The convictions of former Liu fundraiser Xing Wu "Oliver" Pan and former treasurer Jia "Jenny" Hou on the first full day of jury deliberations in federal court in Manhattan were lauded by U.S. Attorney Preet Bharara, whose prosecutors alleged in court that Liu knew of the scheme.
"Cases like this give the people of New York yet another reason to be troubled by the electoral process," said Bharara, who in recent weeks has indicted several city and state politicians.
But lawyers for Hou and Pan said their clients were victims of Bharara's aggressive pursuit of Liu, in an investigation that began in 2008 and included nearly a dozen wiretaps and an undercover sting. "She got caught in the middle of an obsessive quest to get John Liu," said Gerald Lefcourt, Hou's lawyer.
Liu said he was "saddened" by the verdict but gave no sign of scaling back his political ambitions. "I look forward to this year's mayoral election and will continue to ask the voters for their support," he said in a statement.
Pan, 47, a New Jersey businessman, and Hou, 26, who became Liu's campaign treasurer about two years after the federal investigation began, were both accused of scheming to have wealthy donors reimburse stand-ins -- known as "straw" donors -- whose purported contributions up to $175 would be eligible for a 6-to-1 match of public funds.
The jury convicted Pan, who was caught on tape agreeing to secretly funnel money into the campaign in 2011 from an undercover FBI agent posing as a restaurant promoter, of conspiracy and attempting to defraud the city. He faces up to 40 years in prison.
Hou -- who had minimal contact with the undercover agent but was tied to a separate scheme by several Queens businessmen to reimburse donors -- was acquitted of conspiracy but convicted of attempted fraud. She was also found guilty of lying to the FBI and hiding documents, and faces up to 45 years.
The defendants both showed no visible emotion when the verdict was read.

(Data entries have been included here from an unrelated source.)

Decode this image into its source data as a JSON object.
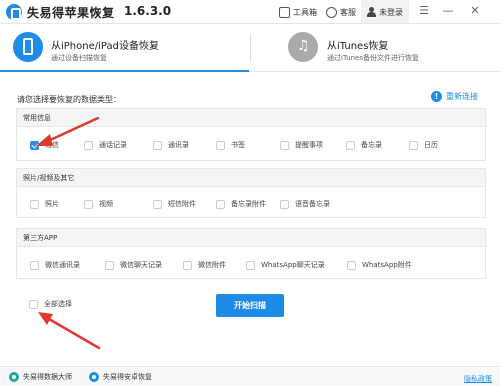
{
  "titlebar": {
    "app_name": "失易得苹果恢复",
    "version": "1.6.3.0",
    "toolbox_label": "工具箱",
    "support_label": "客服",
    "login_label": "未登录",
    "menu_icon": "menu-icon",
    "minimize_glyph": "—",
    "close_glyph": "✕"
  },
  "modes": [
    {
      "title": "从iPhone/iPad设备恢复",
      "subtitle": "通过设备扫描恢复",
      "icon": "phone-icon",
      "active": true
    },
    {
      "title": "从iTunes恢复",
      "subtitle": "通过iTunes备份文件进行恢复",
      "icon": "music-note-icon",
      "active": false
    }
  ],
  "prompt": "请您选择要恢复的数据类型：",
  "reconnect_label": "重新连接",
  "sections": [
    {
      "title": "常用信息",
      "options": [
        {
          "label": "短信",
          "checked": true
        },
        {
          "label": "通话记录",
          "checked": false
        },
        {
          "label": "通讯录",
          "checked": false
        },
        {
          "label": "书签",
          "checked": false
        },
        {
          "label": "提醒事项",
          "checked": false
        },
        {
          "label": "备忘录",
          "checked": false
        },
        {
          "label": "日历",
          "checked": false
        }
      ]
    },
    {
      "title": "照片/视频及其它",
      "options": [
        {
          "label": "照片",
          "checked": false
        },
        {
          "label": "视频",
          "checked": false
        },
        {
          "label": "短信附件",
          "checked": false
        },
        {
          "label": "备忘录附件",
          "checked": false
        },
        {
          "label": "语音备忘录",
          "checked": false
        }
      ]
    },
    {
      "title": "第三方APP",
      "options": [
        {
          "label": "微信通讯录",
          "checked": false
        },
        {
          "label": "微信聊天记录",
          "checked": false
        },
        {
          "label": "微信附件",
          "checked": false
        },
        {
          "label": "WhatsApp聊天记录",
          "checked": false
        },
        {
          "label": "WhatsApp附件",
          "checked": false
        }
      ]
    }
  ],
  "select_all_label": "全部选择",
  "start_button": "开始扫描",
  "footer": {
    "link1": "失易得数据大师",
    "link2": "失易得安卓恢复",
    "privacy": "隐私政策"
  },
  "colors": {
    "accent": "#1e8be6",
    "annotation_arrow": "#e03a2f"
  }
}
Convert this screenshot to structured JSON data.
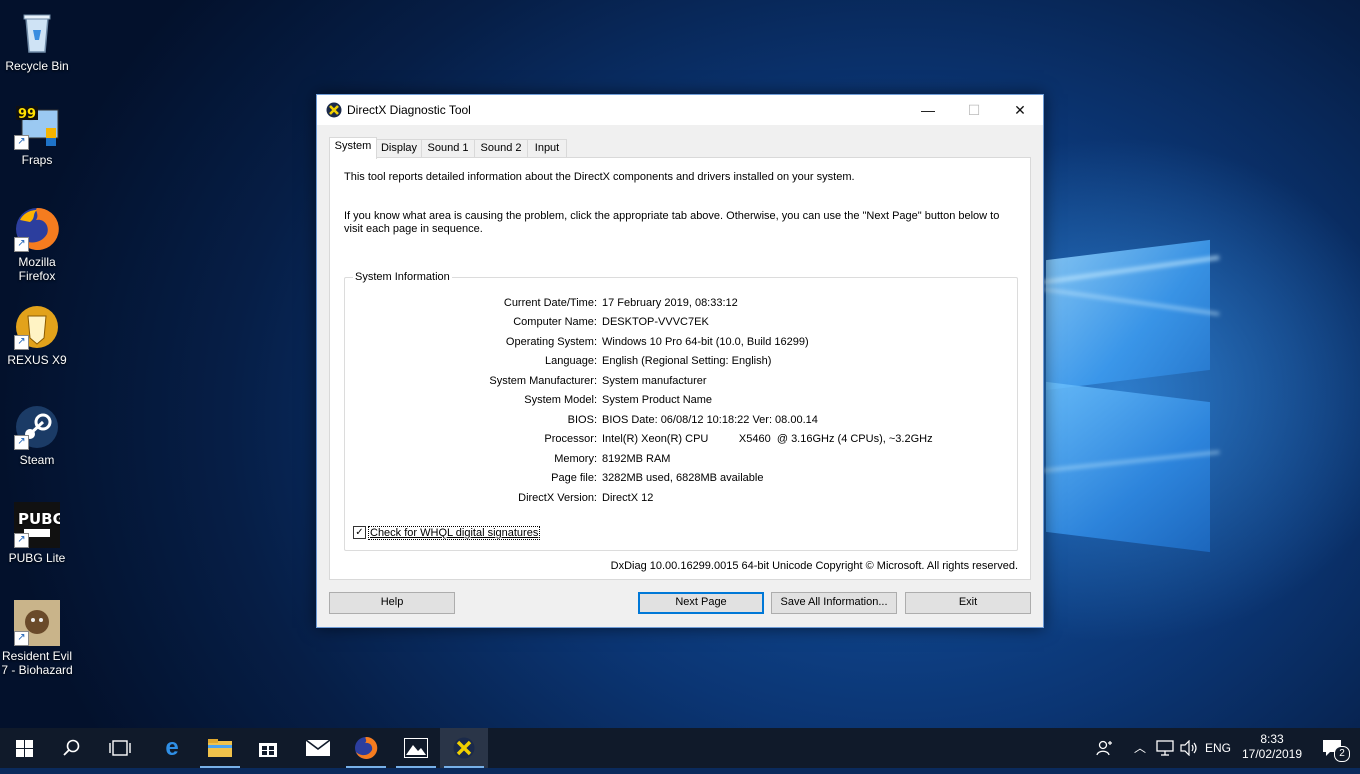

On tapes recorded by the undercover agent, Pan told Liu at a 2011 reception that it was "Richard's event" -- allegedly a "code" tipping off Liu that all the attendees were being reimbursed. Prosecutors said Liu knew the code, but one juror said Liu was barely discussed.
"John Liu was not a subject," said juror German Cruz of the Bronx.
Sentencing of Pan and Hou was set for Sept. 20.